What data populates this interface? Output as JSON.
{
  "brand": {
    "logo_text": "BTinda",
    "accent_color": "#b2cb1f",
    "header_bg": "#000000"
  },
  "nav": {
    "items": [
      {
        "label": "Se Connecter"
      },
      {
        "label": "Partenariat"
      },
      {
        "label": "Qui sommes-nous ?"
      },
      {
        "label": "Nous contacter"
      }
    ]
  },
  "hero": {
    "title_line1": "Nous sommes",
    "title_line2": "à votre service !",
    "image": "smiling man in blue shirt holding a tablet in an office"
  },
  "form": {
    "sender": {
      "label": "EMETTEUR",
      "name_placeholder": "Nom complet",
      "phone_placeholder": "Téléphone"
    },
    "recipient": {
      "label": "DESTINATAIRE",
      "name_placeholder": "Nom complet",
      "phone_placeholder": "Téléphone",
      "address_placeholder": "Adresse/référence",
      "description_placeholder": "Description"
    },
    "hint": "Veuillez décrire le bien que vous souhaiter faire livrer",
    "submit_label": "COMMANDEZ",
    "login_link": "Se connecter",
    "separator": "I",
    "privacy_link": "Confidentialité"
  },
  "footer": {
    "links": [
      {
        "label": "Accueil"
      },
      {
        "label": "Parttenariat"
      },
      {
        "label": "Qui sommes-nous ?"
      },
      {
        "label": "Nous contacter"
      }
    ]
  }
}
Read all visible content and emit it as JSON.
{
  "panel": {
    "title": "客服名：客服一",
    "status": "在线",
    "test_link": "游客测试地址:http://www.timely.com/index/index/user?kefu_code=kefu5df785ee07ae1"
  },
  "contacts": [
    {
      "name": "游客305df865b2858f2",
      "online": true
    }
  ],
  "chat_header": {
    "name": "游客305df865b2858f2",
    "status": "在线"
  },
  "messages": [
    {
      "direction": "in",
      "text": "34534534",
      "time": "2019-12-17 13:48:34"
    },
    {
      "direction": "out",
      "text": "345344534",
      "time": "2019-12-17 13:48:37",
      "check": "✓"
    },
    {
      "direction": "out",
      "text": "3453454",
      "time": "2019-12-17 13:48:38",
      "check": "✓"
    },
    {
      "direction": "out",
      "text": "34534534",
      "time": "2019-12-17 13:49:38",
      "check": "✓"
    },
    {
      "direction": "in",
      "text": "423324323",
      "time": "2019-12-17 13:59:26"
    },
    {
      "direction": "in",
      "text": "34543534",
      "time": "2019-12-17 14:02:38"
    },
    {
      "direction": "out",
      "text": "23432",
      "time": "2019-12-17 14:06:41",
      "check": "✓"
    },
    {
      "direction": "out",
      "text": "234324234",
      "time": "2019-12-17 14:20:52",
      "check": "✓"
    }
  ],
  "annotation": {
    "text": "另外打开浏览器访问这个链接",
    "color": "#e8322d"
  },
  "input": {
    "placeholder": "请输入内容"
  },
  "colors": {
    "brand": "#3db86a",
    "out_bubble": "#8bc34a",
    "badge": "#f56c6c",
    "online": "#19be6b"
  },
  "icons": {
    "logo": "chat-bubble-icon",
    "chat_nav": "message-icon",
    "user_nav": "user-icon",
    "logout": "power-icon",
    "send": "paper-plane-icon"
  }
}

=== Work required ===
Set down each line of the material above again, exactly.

=== Completed exercise ===
What data populates this interface? Output as JSON.
{
  "brand": {
    "logo_text": "BTinda",
    "accent_color": "#b2cb1f",
    "header_bg": "#000000"
  },
  "nav": {
    "items": [
      {
        "label": "Se Connecter"
      },
      {
        "label": "Partenariat"
      },
      {
        "label": "Qui sommes-nous ?"
      },
      {
        "label": "Nous contacter"
      }
    ]
  },
  "hero": {
    "title_line1": "Nous sommes",
    "title_line2": "à votre service !",
    "image": "smiling man in blue shirt holding a tablet in an office"
  },
  "form": {
    "sender": {
      "label": "EMETTEUR",
      "name_placeholder": "Nom complet",
      "phone_placeholder": "Téléphone"
    },
    "recipient": {
      "label": "DESTINATAIRE",
      "name_placeholder": "Nom complet",
      "phone_placeholder": "Téléphone",
      "address_placeholder": "Adresse/référence",
      "description_placeholder": "Description"
    },
    "hint": "Veuillez décrire le bien que vous souhaiter faire livrer",
    "submit_label": "COMMANDEZ",
    "login_link": "Se connecter",
    "separator": "I",
    "privacy_link": "Confidentialité"
  },
  "footer": {
    "links": [
      {
        "label": "Accueil"
      },
      {
        "label": "Parttenariat"
      },
      {
        "label": "Qui sommes-nous ?"
      },
      {
        "label": "Nous contacter"
      }
    ]
  }
}
Read all visible content and emit it as JSON.
{
  "panel": {
    "title": "客服名：客服一",
    "status": "在线",
    "test_link": "游客测试地址:http://www.timely.com/index/index/user?kefu_code=kefu5df785ee07ae1"
  },
  "contacts": [
    {
      "name": "游客305df865b2858f2",
      "online": true
    }
  ],
  "chat_header": {
    "name": "游客305df865b2858f2",
    "status": "在线"
  },
  "messages": [
    {
      "direction": "in",
      "text": "34534534",
      "time": "2019-12-17 13:48:34"
    },
    {
      "direction": "out",
      "text": "345344534",
      "time": "2019-12-17 13:48:37",
      "check": "✓"
    },
    {
      "direction": "out",
      "text": "3453454",
      "time": "2019-12-17 13:48:38",
      "check": "✓"
    },
    {
      "direction": "out",
      "text": "34534534",
      "time": "2019-12-17 13:49:38",
      "check": "✓"
    },
    {
      "direction": "in",
      "text": "423324323",
      "time": "2019-12-17 13:59:26"
    },
    {
      "direction": "in",
      "text": "34543534",
      "time": "2019-12-17 14:02:38"
    },
    {
      "direction": "out",
      "text": "23432",
      "time": "2019-12-17 14:06:41",
      "check": "✓"
    },
    {
      "direction": "out",
      "text": "234324234",
      "time": "2019-12-17 14:20:52",
      "check": "✓"
    }
  ],
  "annotation": {
    "text": "另外打开浏览器访问这个链接",
    "color": "#e8322d"
  },
  "input": {
    "placeholder": "请输入内容"
  },
  "colors": {
    "brand": "#3db86a",
    "out_bubble": "#8bc34a",
    "badge": "#f56c6c",
    "online": "#19be6b"
  },
  "icons": {
    "logo": "chat-bubble-icon",
    "chat_nav": "message-icon",
    "user_nav": "user-icon",
    "logout": "power-icon",
    "send": "paper-plane-icon"
  }
}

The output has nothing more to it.